As the cup wrapping process continues, the wrapped cup 100 is eventually rotated into alignment with the chute 250 of the out-feeder 218. At this time the vacuum to the mandrel 214 is replaced by pressurized air and the external air nozzles 238 hit the cup 100 with a blast of pressurized air. The pressurized air from the mandrel and the air nozzles 238 force the cup 100 off of the mandrel 214 and into the chute 250. The drive rollers 252 are continuously activated to propel the expelled cup 100 further down the chute 250 and stack the cup 100 within any waiting cups.
As the cup wrapping process continues, the previously emptied mandrel is rotated beneath the escapement 216. In this position, a vacuum is applied to the mandrel and the lowermost cup 102 of the stack is moved onto the mandrel 214 by the escapement 216.

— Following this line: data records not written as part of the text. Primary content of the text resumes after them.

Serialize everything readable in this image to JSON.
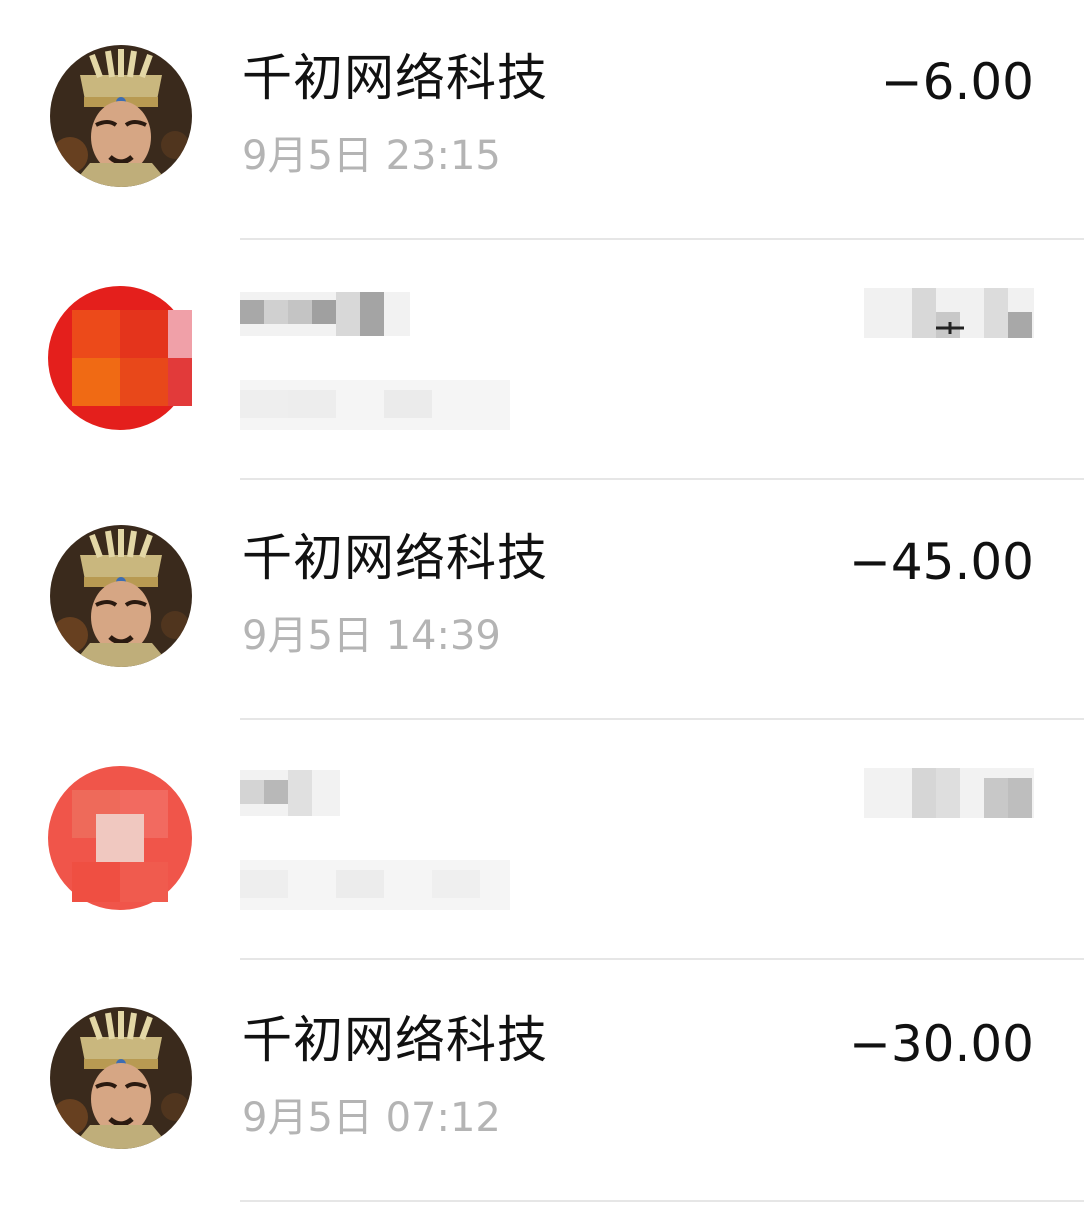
{
  "transactions": [
    {
      "title": "千初网络科技",
      "time": "9月5日 23:15",
      "amount": "−6.00",
      "avatar_icon": "game-character-avatar",
      "redacted": false
    },
    {
      "title": "",
      "time": "",
      "amount": "",
      "avatar_icon": "redacted-red-avatar",
      "redacted": true
    },
    {
      "title": "千初网络科技",
      "time": "9月5日 14:39",
      "amount": "−45.00",
      "avatar_icon": "game-character-avatar",
      "redacted": false
    },
    {
      "title": "",
      "time": "",
      "amount": "",
      "avatar_icon": "redacted-red-avatar",
      "redacted": true
    },
    {
      "title": "千初网络科技",
      "time": "9月5日 07:12",
      "amount": "−30.00",
      "avatar_icon": "game-character-avatar",
      "redacted": false
    }
  ],
  "colors": {
    "title": "#111111",
    "time": "#b4b4b4",
    "divider": "#e6e6e6",
    "redact_red": "#e53a2e"
  }
}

The process is repeated until the paper wrapping is completed.
While not shown, the out-feeder 218 can be coupled to a traditional packaging assembly line. In such situation, the cups 100 would be ejected from the chute 250 when a predetermined number were stacked therein. The ejected stack of cups 100 would then be automatically bagged and put into a suitable container for shipping. Preferably, the out-feeder 218 would stack the cups within a protective sleeve prior to ejection.
Similarly, the escapement 216 can be directly fed cups 102 from a traditional cup manufacturing line. The benefit of this configuration is that it is not necessary to inventory the cups prior to wrapping, which reduces space and capital requirements. In fact, the invention is ideally suited for immediately wrapping freshly made foam cups. Freshly made cups are subject to more curling than cups that have aged prior to wrapping. This is because the cups immediately begin shrinking, subject to some temporary post-molding expansion, after they are made. Cups that are permitted to age prior to wrapping will have less curling since the cup is permitted to shrink in all dimensions. While the wrapping of sufficiently aged cups is one way to minimize curling, given the large production volumes used in contemporary cup molding facilities, it is not cost effective to provided the needed capital and storage for the aged cups.